» **INPUT FOR THIS TASK**:
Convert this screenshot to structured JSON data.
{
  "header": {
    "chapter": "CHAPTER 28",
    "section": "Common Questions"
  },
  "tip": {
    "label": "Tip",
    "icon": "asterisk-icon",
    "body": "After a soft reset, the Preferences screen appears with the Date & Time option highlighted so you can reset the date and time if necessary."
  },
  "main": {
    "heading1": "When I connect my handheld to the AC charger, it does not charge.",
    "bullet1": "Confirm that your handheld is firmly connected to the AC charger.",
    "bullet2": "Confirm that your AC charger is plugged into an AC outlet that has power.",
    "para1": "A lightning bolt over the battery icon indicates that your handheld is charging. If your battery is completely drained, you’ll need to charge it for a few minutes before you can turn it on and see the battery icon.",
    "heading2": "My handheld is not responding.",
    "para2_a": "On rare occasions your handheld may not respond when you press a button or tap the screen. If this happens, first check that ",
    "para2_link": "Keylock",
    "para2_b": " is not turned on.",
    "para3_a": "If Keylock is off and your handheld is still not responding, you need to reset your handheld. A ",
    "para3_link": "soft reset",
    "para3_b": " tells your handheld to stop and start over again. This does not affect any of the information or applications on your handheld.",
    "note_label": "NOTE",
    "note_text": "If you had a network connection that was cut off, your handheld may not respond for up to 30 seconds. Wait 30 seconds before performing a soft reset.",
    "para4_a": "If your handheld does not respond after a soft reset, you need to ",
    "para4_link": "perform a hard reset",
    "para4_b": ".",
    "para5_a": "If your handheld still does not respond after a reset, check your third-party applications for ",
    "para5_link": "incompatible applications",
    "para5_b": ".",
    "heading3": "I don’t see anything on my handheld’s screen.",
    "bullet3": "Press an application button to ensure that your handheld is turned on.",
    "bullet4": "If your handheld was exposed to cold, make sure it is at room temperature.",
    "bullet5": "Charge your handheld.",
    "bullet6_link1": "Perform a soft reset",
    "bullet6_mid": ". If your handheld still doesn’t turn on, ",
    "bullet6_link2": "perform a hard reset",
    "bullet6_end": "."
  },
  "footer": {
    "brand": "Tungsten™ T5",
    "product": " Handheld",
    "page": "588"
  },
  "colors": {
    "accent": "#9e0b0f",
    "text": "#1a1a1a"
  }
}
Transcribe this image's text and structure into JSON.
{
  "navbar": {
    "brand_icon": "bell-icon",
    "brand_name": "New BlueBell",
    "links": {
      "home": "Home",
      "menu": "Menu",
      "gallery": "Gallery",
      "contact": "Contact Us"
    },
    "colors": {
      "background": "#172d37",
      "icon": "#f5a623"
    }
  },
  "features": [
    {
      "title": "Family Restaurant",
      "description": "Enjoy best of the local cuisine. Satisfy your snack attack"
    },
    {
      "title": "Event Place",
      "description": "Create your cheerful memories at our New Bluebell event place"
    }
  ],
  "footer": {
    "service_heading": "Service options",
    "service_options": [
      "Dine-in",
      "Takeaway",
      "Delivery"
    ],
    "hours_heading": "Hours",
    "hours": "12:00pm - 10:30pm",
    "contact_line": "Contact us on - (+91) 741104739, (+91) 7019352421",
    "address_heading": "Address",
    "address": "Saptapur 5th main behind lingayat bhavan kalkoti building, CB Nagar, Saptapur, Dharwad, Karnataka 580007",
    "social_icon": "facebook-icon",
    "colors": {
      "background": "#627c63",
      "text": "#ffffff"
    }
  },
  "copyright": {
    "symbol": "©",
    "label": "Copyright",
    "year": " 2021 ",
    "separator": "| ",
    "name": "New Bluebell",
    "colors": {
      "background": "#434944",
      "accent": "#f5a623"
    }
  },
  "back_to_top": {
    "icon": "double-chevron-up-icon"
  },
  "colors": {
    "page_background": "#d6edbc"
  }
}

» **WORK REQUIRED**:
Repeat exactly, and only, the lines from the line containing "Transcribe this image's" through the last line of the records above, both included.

» **EXERCISE RESULT**:
Transcribe this image's text and structure into JSON.
{
  "navbar": {
    "brand_icon": "bell-icon",
    "brand_name": "New BlueBell",
    "links": {
      "home": "Home",
      "menu": "Menu",
      "gallery": "Gallery",
      "contact": "Contact Us"
    },
    "colors": {
      "background": "#172d37",
      "icon": "#f5a623"
    }
  },
  "features": [
    {
      "title": "Family Restaurant",
      "description": "Enjoy best of the local cuisine. Satisfy your snack attack"
    },
    {
      "title": "Event Place",
      "description": "Create your cheerful memories at our New Bluebell event place"
    }
  ],
  "footer": {
    "service_heading": "Service options",
    "service_options": [
      "Dine-in",
      "Takeaway",
      "Delivery"
    ],
    "hours_heading": "Hours",
    "hours": "12:00pm - 10:30pm",
    "contact_line": "Contact us on - (+91) 741104739, (+91) 7019352421",
    "address_heading": "Address",
    "address": "Saptapur 5th main behind lingayat bhavan kalkoti building, CB Nagar, Saptapur, Dharwad, Karnataka 580007",
    "social_icon": "facebook-icon",
    "colors": {
      "background": "#627c63",
      "text": "#ffffff"
    }
  },
  "copyright": {
    "symbol": "©",
    "label": "Copyright",
    "year": " 2021 ",
    "separator": "| ",
    "name": "New Bluebell",
    "colors": {
      "background": "#434944",
      "accent": "#f5a623"
    }
  },
  "back_to_top": {
    "icon": "double-chevron-up-icon"
  },
  "colors": {
    "page_background": "#d6edbc"
  }
}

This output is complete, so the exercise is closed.